#### Work order
Go through the listing below and output it word for word.

#### Extracted entries
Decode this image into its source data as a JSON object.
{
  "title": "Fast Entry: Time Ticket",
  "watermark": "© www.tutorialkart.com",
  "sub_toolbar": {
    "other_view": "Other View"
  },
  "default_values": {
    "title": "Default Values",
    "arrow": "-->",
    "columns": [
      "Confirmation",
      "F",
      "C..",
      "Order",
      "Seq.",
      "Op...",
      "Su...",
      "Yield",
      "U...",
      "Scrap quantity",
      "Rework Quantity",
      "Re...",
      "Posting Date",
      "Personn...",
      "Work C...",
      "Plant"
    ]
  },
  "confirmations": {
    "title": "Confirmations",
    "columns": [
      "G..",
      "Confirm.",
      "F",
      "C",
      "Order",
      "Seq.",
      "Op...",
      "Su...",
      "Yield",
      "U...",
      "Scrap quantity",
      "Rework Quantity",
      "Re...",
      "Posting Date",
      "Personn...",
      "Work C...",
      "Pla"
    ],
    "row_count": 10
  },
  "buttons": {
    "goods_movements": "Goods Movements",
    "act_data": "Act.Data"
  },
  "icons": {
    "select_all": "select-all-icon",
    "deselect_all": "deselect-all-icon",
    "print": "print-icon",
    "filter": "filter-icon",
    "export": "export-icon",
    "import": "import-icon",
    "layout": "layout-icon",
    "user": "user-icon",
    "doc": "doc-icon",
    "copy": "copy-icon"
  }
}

#### Your response
Decode this image into its source data as a JSON object.
{
  "title": "Fast Entry: Time Ticket",
  "watermark": "© www.tutorialkart.com",
  "sub_toolbar": {
    "other_view": "Other View"
  },
  "default_values": {
    "title": "Default Values",
    "arrow": "-->",
    "columns": [
      "Confirmation",
      "F",
      "C..",
      "Order",
      "Seq.",
      "Op...",
      "Su...",
      "Yield",
      "U...",
      "Scrap quantity",
      "Rework Quantity",
      "Re...",
      "Posting Date",
      "Personn...",
      "Work C...",
      "Plant"
    ]
  },
  "confirmations": {
    "title": "Confirmations",
    "columns": [
      "G..",
      "Confirm.",
      "F",
      "C",
      "Order",
      "Seq.",
      "Op...",
      "Su...",
      "Yield",
      "U...",
      "Scrap quantity",
      "Rework Quantity",
      "Re...",
      "Posting Date",
      "Personn...",
      "Work C...",
      "Pla"
    ],
    "row_count": 10
  },
  "buttons": {
    "goods_movements": "Goods Movements",
    "act_data": "Act.Data"
  },
  "icons": {
    "select_all": "select-all-icon",
    "deselect_all": "deselect-all-icon",
    "print": "print-icon",
    "filter": "filter-icon",
    "export": "export-icon",
    "import": "import-icon",
    "layout": "layout-icon",
    "user": "user-icon",
    "doc": "doc-icon",
    "copy": "copy-icon"
  }
}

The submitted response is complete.